Saturday, January 30, 2016
Waxing too philosophical this morning - too - something else - a better descriptor - but I can't remember the word; which brings me to the heart of the matter.
Growing up, parents, mentors - those older than you - don't think to explain the concept of aging to the young. Who knows? Would you have listened if they did? I wouldn't have likely. Still and all, one enters the world of aging with little emotional and/or intellectual provision for the coming of the time when you have distanced yourself so far from your youth that it is hard to see yourself in those much younger than yourself.
This has become more than clearly obvious to me since I fell under a new editor within the organization for which I write.
I have been writing professionally since the early 1980's when I went to work for my father writing advertising copy, but before that, I had practiced my craft writing children's books. None of these ever sold, but the practice of putting thoughts into words and words onto paper, was certainly important.
Even after I left advertising to pursue my Biology degrees, I wrote no less than three published papers during my tenure at the university. Once I became gainfully employed as a teacher, I had another article published. Then, after several years concentrating on motherhood, I began writing and blogging again on a consistent basis. I have written and researched hundreds of post over the years, which have, in turn, been shared thousands and thousands of times. When I had time, I'd even submit to online magazines like "American Thinker" where I have also had several published posts.
Apparently, today - I'm guessing because Americans have the attention spans of mosquitoes - writers are taught that, instead of a paragraph containing 3 to 4 sentences woven together to create an image in the reader's mind, a paragraph should consist of 1 or 2 sentences composed of verbiage exciting enough to forcibly propel the reader onward through the piece. This procedure should be undertaken using the least amount of words possible in order to convey a skeleton message suitably deliverable to the dumbed down populace.
I don't write that way. My 20-something editor, however, does.
In fact, he not only doesn't appreciate the need for an actual paragraph, he would prefer that I provide him with unnecessary and disjointed quotes from my interviews to simply pad a piece, when the article could have been written much more concisely with fewer words in a paragraph type format to give the reader some context for the story.
Last night, I - unfortunately - had to correct at least two of his edits because they were simply incorrect. In one, he had misidentified a quote and in another, he used a word that was simply inaccurate to describe the process about which I was writing.
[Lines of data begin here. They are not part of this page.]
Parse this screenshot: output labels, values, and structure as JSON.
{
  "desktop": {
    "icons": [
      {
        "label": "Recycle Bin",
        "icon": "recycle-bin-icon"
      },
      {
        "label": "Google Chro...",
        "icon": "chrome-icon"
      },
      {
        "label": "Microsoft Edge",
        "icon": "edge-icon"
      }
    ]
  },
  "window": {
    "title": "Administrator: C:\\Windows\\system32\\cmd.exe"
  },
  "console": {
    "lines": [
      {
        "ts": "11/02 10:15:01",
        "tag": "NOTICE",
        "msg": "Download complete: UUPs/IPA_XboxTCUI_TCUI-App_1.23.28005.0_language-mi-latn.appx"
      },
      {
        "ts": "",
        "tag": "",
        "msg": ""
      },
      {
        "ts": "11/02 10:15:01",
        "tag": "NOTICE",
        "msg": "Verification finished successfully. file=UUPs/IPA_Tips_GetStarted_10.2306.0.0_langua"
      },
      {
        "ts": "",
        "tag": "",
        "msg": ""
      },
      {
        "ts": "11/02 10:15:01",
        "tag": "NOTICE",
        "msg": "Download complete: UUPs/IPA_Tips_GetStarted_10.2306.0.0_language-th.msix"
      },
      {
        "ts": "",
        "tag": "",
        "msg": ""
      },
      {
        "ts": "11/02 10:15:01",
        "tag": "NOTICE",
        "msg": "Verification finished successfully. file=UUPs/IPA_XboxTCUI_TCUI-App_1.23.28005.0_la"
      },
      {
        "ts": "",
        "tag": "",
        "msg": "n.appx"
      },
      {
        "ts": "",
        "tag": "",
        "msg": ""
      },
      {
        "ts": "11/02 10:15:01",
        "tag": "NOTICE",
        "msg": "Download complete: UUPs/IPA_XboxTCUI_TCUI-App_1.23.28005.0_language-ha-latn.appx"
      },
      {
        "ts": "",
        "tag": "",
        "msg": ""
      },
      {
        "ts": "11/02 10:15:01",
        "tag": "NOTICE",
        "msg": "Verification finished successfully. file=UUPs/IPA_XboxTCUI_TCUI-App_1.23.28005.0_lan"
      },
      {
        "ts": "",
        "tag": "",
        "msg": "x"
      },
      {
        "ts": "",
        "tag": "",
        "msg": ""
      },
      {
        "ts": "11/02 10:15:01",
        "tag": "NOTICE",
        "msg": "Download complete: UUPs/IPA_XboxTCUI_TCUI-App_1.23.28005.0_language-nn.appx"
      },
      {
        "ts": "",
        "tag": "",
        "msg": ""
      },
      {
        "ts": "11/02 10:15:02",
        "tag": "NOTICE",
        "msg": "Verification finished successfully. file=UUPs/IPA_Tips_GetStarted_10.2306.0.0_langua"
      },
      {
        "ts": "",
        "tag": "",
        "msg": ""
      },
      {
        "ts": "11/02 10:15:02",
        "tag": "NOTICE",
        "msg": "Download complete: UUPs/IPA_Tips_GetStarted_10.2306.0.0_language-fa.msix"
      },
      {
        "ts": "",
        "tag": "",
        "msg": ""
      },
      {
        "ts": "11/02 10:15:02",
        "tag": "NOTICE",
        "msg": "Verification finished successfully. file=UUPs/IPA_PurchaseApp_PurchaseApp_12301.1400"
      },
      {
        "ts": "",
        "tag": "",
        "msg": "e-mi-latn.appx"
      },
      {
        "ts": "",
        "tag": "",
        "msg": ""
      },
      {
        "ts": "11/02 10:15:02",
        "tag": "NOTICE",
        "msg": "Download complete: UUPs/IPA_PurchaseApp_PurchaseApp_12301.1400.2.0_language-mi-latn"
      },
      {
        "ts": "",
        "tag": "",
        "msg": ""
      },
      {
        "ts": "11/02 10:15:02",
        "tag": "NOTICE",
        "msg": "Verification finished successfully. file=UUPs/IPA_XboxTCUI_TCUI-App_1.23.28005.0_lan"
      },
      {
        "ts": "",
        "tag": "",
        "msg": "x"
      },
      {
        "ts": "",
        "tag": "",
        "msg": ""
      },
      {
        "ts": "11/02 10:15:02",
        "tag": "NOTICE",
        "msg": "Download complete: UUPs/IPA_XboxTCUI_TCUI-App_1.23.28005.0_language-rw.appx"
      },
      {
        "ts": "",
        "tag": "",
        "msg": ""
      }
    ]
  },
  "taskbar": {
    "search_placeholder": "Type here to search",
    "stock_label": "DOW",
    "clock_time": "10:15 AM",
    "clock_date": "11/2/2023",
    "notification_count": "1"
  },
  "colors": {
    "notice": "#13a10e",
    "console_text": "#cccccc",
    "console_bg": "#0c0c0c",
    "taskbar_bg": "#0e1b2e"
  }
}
This did not appear to go over well with him and, what I can only refer to as an 'editing war' broke out during which I was told to re-write parts of the article that simply made no sense to me at all.
So, here am I. I really need the money I am making for writing - as paltry as it is - and I also need more writing credits in order to find better work. I am uncertain, however, how much I'll be able to take of this 'new' way of writing before actually referring to this young man as a 'whippersnapper'.
I guess part of the matter is this: I have finally reached the point in my life where I have more to look back on than to expect. I have finally reached the point where those employing me are not only not likely to be my age, but be much younger than I - which can be difficult depending upon the personalities involved. It's hard to admit, I suppose, that I have finally reached the point where my expertise - the things I have learned over a hard-earned lifetime - will be seen as 'unnecessary' or 'cumbersome' or, dare I say it....'old fashioned'.
We all know that after a certain age, we (most of us) begin to think less of ourselves and more of others - namely our children - but we don't stop to realize how much less others will think of us as we age. This is quite a face-slapping moment.
The last several months have been physically hard. After a knee dislocation I suffered at the hands of my inattention to the horse I was riding, I've been alternately pleased at my recovery (my proudest moment being when the young Physicians Assistant told me I was recovering as well as some athletes they work with though they don't usually do ACL/PCL surgeries on adults over 40 - I was 52), and frustrated that I'll more than likely not be able to do some of the things I've done previously. Yes, my ice hockey career is finished, but then so is my ability, in some ways, to physically protect myself from others who might want to harm me or my kids (and yes, we have to think about such things in these times, it's sad to say).
There's no way to stop the physical aging process. Plastic surgery is for movie stars and those with less self-esteem and more money than they should have, and it doesn't retrograde your aging bones and joints.
It's not only a shame, but a conundrum as well, that while my physical parts deteriorate, my brain processes, uploads, deciphers and analyzes more information than it ever did in a younger body more concerned with motion than intellect. So, as with others my age and older, I am struck with the knowledge that, while my gray hair signals to the young a sense of infirmity and anachronism, had my brain a body of its own, like a ninja, it would beat theirs senseless in a matter of seconds. It's how to live with this knowledge, I suppose, that is the true problem of aging.